### Work order
From the entries below, gather each line containing the word "scene".

(Source records)
________________________
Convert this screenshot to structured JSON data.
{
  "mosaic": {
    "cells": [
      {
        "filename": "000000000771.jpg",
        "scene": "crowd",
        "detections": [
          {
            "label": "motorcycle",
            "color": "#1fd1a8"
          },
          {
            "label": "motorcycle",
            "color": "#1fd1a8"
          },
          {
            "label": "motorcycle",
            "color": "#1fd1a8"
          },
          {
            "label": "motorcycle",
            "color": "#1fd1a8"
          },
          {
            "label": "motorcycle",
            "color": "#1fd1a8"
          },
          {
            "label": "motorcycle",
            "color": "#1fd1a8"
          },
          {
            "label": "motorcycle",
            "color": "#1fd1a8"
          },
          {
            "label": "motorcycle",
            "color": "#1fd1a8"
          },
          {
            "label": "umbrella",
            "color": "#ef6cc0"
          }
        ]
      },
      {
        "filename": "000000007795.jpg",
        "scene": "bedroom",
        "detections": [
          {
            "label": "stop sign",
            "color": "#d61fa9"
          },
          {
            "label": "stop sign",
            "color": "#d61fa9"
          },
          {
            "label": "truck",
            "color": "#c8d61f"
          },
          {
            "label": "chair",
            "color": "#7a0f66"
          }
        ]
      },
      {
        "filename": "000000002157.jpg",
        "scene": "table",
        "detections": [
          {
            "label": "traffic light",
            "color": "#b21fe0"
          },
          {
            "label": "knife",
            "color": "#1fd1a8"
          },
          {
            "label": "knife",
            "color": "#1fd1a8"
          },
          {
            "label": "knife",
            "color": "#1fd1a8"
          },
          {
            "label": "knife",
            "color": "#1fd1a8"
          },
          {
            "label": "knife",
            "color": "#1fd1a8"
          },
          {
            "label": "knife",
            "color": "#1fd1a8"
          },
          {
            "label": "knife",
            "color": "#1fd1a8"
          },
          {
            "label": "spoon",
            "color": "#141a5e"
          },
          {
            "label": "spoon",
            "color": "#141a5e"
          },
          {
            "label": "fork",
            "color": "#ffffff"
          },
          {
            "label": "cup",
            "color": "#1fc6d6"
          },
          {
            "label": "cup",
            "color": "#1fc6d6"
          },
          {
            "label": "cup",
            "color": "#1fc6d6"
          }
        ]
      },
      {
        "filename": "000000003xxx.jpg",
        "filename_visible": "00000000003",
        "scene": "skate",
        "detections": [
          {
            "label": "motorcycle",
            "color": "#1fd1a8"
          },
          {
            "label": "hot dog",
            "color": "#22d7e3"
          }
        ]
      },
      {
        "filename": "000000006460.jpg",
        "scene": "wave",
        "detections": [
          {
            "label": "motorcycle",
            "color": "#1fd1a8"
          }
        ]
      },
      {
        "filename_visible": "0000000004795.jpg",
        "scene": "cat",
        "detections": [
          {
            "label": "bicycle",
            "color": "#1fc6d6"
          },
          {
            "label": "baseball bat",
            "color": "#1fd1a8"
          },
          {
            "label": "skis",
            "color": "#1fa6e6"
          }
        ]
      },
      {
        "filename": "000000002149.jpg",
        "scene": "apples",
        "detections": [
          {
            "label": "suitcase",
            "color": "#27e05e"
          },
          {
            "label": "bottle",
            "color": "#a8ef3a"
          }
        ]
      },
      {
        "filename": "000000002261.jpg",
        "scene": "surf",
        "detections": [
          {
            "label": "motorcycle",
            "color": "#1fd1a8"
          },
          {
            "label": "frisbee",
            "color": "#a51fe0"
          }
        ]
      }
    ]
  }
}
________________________
### Solution to the exercise
        "scene": "crowd",
        "scene": "bedroom",
        "scene": "table",
        "scene": "skate",
        "scene": "wave",
        "scene": "cat",
        "scene": "apples",
        "scene": "surf",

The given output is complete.